Many little-known but important stories emerge, including a regular array of Congregationalists. Henry Hugh Proctor was a graduate of the denomination’s Fisk University, attending alongside W.E.B. DuBois and Margaret Murray, the future wife of Booker T. Washington. As pastor of Atlanta’s First Congregational Church, arriving there in 1894, he somewhat split the difference between DuBois and Washington's strategies for black survival. He encouraged self-help and biracial cooperation efforts through Christian Endeavor societies and Workingmen's Clubs. But in the midst of the Atlanta riot of 1906, which Harvey describes as "the single worst racist pogrom of the era," (60) resulting in the killing of twenty African Americans and the injuring of hundreds more, Proctor demanded that white churches take responsibility for the violence. Denouncing white preachers as "the most cowardly character[s] in the whole Southern situation," he won precious few allies, and perhaps in the end, demonstrated the deep difficulties that any ethic of interracial cooperation encountered during that desperate turn of the century period.
But all in all, Harvey's book is an uplifting read and a vastly interesting one, deepening our understanding of the civil rights movement and providing a few fascinating clues for those looking for the roots of the modern religious right. Harvey argues most provocatively that because the civil rights movement was so effective in squelching public support for overt racism, that incipient strain surfaced in attitudes toward gender.

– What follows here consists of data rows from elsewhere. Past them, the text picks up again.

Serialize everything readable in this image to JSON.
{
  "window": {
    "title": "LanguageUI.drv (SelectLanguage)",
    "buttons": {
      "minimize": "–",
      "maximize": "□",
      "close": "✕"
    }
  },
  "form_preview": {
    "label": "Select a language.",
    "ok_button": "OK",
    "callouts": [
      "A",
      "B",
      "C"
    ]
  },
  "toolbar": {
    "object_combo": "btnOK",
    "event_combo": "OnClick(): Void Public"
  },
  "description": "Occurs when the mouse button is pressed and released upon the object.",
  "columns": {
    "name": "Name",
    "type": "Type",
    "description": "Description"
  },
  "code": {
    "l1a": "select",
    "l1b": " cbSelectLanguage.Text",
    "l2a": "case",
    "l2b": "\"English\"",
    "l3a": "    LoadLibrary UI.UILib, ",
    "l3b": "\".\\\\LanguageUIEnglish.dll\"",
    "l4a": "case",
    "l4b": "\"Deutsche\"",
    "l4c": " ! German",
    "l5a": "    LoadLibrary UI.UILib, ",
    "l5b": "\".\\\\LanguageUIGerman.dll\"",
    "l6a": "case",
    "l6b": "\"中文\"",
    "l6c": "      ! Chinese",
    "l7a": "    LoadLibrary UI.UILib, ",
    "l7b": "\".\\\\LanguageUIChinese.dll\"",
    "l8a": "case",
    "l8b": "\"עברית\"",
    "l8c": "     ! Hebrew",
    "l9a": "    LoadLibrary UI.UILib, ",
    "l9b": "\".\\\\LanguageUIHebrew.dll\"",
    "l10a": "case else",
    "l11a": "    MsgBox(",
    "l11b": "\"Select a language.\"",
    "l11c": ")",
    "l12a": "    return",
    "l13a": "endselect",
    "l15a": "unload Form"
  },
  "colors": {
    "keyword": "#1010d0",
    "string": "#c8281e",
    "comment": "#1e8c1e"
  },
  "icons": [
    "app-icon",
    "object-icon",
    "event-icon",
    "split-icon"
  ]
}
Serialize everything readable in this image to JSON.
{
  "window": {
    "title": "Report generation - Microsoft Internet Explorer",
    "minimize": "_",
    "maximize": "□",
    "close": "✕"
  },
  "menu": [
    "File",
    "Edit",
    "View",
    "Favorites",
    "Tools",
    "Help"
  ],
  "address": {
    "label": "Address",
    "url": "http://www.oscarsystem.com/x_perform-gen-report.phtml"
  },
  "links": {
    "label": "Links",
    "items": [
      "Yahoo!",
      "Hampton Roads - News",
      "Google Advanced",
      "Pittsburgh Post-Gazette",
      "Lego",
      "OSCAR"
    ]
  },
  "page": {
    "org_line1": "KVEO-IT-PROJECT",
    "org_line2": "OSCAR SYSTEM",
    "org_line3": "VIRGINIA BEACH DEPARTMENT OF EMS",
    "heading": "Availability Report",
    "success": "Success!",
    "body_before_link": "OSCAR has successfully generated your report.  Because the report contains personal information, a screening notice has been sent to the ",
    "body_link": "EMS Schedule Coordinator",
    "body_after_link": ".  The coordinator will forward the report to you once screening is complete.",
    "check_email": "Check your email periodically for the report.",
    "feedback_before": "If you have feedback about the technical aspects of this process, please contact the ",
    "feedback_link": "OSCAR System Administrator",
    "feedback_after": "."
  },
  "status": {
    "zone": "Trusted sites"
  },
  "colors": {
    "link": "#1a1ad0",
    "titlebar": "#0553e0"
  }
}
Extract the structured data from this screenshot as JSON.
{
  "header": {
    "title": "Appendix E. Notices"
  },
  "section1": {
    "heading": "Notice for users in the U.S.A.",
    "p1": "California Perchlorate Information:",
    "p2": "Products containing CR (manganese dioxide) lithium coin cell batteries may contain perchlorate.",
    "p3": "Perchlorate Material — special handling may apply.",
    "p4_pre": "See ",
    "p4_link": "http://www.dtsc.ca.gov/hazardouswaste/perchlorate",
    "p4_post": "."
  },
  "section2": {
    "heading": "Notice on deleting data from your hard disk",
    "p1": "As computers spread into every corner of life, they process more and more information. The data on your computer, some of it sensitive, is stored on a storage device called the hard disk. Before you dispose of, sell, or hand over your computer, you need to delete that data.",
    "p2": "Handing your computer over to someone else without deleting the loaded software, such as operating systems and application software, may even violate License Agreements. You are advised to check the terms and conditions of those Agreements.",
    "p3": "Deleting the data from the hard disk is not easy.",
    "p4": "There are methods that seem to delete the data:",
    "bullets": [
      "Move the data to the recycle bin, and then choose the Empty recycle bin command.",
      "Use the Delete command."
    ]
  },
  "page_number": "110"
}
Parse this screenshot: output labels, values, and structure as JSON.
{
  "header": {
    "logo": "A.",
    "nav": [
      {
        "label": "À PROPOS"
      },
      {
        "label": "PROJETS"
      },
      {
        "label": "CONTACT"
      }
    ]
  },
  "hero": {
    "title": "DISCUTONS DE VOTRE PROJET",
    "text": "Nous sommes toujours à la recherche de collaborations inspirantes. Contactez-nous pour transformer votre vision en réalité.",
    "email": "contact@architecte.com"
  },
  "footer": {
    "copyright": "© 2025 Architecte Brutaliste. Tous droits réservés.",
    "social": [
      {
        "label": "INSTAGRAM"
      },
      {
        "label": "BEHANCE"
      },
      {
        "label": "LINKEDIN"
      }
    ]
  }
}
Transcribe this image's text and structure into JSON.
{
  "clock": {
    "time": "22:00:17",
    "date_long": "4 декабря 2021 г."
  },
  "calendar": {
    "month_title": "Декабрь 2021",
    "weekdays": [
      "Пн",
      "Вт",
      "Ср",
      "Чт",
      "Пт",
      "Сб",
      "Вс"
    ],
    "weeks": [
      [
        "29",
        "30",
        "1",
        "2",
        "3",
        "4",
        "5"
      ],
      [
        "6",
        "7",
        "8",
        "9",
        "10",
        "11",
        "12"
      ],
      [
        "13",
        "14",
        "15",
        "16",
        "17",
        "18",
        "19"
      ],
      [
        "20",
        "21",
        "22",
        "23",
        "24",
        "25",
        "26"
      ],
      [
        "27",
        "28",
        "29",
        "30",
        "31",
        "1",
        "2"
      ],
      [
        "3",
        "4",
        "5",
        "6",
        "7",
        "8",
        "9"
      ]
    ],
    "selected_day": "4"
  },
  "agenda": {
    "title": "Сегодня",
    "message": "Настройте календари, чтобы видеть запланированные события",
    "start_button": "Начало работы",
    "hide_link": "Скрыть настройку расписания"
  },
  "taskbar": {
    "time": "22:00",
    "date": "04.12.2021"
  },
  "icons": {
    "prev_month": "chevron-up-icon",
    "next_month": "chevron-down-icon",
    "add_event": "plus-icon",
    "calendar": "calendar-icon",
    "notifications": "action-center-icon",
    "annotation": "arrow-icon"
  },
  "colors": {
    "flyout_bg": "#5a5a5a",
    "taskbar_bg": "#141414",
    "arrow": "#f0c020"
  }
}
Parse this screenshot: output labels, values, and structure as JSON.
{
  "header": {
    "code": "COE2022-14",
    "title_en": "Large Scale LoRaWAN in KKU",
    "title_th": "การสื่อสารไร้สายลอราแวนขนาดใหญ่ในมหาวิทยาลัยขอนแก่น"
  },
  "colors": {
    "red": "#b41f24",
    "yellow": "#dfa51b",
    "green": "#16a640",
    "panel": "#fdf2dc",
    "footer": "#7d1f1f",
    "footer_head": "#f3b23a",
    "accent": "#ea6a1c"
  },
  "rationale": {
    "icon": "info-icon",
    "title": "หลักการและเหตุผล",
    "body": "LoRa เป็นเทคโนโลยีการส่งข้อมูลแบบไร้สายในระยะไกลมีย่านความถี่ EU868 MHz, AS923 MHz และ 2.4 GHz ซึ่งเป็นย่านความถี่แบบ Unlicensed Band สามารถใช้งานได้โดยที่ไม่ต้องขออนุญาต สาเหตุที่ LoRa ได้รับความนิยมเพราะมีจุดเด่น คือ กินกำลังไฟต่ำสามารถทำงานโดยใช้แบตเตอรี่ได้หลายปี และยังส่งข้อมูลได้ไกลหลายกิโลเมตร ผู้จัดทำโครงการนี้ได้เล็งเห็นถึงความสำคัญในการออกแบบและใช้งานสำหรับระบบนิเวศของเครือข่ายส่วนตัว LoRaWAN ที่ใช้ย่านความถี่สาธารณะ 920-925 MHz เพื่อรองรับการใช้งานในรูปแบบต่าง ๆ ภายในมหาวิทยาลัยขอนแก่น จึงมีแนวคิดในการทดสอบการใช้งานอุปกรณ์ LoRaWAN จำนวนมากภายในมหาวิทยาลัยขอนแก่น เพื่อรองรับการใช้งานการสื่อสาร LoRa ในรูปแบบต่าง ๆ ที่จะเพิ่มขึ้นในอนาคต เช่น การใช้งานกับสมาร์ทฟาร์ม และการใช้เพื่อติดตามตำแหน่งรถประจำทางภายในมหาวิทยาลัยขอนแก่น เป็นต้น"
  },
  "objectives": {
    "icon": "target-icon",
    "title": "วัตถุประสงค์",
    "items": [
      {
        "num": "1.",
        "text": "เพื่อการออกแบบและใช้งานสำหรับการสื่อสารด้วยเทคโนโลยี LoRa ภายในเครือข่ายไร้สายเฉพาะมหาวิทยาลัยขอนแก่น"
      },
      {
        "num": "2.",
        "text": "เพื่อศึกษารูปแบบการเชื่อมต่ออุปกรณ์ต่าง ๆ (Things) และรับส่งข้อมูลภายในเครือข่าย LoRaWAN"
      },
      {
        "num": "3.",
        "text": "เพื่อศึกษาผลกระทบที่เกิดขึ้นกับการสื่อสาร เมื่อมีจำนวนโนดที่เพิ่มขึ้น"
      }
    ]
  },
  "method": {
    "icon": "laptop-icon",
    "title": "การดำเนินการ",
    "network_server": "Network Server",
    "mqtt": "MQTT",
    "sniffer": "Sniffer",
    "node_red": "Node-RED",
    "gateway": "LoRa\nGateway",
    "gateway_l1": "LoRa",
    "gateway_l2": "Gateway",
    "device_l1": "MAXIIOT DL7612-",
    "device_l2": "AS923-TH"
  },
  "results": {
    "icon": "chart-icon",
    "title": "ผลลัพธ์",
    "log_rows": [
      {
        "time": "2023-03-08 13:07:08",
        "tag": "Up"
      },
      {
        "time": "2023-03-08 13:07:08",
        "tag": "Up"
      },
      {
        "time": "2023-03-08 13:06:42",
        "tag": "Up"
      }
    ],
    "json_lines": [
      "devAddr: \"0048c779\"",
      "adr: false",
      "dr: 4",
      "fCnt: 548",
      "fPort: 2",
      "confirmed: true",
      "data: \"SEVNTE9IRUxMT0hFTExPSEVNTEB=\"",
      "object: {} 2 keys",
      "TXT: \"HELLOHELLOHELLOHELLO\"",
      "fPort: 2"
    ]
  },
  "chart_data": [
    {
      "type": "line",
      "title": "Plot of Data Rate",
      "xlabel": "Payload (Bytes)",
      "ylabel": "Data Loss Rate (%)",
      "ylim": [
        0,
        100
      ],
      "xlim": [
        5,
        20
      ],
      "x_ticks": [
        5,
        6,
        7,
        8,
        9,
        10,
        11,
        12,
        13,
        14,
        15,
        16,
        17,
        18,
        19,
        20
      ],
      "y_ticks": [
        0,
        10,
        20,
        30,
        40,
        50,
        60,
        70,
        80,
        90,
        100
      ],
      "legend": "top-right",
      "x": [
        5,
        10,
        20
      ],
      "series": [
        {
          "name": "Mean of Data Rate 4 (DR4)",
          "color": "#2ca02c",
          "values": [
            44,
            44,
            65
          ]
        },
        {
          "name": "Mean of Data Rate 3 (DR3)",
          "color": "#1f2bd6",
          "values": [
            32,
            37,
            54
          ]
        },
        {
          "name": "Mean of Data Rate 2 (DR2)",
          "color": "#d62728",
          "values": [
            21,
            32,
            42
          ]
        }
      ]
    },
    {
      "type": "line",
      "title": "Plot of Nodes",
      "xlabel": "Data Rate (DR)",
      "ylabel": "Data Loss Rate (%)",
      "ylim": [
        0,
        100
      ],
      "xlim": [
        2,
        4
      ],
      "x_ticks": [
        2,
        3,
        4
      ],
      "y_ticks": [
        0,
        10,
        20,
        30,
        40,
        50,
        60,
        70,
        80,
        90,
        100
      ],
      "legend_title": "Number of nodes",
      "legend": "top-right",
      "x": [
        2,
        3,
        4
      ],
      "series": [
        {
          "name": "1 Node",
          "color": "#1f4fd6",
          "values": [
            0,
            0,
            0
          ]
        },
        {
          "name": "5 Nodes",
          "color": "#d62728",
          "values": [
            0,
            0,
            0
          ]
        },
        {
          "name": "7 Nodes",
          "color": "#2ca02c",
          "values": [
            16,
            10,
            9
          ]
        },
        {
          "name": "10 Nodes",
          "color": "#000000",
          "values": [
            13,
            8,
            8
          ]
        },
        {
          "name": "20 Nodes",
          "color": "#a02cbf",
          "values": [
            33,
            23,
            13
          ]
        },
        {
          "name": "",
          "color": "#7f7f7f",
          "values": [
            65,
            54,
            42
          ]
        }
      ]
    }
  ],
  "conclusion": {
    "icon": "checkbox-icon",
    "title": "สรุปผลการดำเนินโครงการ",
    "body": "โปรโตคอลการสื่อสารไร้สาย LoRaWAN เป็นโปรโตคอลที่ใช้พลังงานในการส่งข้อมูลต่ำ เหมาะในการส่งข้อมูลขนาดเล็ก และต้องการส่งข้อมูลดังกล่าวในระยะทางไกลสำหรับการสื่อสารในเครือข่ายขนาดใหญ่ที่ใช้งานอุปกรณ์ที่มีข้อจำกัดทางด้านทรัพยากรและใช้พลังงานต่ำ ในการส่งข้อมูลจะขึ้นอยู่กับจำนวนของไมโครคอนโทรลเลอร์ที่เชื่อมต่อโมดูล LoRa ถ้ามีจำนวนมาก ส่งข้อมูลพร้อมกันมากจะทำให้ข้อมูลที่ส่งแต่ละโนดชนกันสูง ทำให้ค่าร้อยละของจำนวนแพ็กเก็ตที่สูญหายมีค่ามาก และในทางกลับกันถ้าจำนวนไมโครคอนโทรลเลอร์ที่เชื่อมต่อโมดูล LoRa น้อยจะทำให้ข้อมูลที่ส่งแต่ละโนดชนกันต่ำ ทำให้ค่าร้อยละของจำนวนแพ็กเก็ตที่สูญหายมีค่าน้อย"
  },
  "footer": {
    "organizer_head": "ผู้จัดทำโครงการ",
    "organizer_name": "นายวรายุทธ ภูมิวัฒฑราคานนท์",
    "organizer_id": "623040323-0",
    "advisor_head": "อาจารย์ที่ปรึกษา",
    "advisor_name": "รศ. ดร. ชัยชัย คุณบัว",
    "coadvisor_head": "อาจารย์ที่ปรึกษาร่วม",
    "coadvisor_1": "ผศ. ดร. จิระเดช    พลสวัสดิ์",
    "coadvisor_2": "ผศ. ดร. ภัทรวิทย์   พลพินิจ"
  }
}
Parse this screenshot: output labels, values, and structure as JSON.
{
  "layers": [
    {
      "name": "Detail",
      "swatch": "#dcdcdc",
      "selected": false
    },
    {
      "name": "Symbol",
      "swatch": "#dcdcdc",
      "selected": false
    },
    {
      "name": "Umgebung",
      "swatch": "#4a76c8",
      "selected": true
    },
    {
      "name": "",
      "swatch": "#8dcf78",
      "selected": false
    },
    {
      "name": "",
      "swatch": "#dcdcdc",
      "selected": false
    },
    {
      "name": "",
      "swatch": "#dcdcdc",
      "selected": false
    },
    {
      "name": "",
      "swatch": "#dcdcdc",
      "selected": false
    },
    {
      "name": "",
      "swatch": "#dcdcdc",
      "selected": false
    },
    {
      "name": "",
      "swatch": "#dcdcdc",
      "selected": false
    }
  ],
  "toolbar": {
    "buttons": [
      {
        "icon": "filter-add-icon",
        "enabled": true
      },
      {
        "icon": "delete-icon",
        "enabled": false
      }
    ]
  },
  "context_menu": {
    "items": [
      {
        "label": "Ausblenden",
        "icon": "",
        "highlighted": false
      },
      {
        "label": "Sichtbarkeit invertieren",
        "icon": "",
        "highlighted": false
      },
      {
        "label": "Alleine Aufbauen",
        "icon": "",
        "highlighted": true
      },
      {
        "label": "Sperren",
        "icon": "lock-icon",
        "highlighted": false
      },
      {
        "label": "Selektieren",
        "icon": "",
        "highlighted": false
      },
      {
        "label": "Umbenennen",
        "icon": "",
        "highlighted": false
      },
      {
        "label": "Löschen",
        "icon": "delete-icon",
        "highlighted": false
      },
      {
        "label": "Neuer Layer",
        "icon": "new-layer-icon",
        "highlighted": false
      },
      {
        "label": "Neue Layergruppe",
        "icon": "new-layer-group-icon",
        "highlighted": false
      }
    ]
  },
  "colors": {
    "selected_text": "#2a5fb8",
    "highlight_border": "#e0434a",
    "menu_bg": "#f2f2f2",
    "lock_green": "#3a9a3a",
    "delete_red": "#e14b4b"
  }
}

He explains, at least in part, the Southern Baptist tilt toward anti-feminism in the 1980s and beyond, as a different cultural manifestation of an old southern strain of ambivalence toward liberal democracy.
More to follow -- I'm still reading.
---Peggy Bendroth, Library Director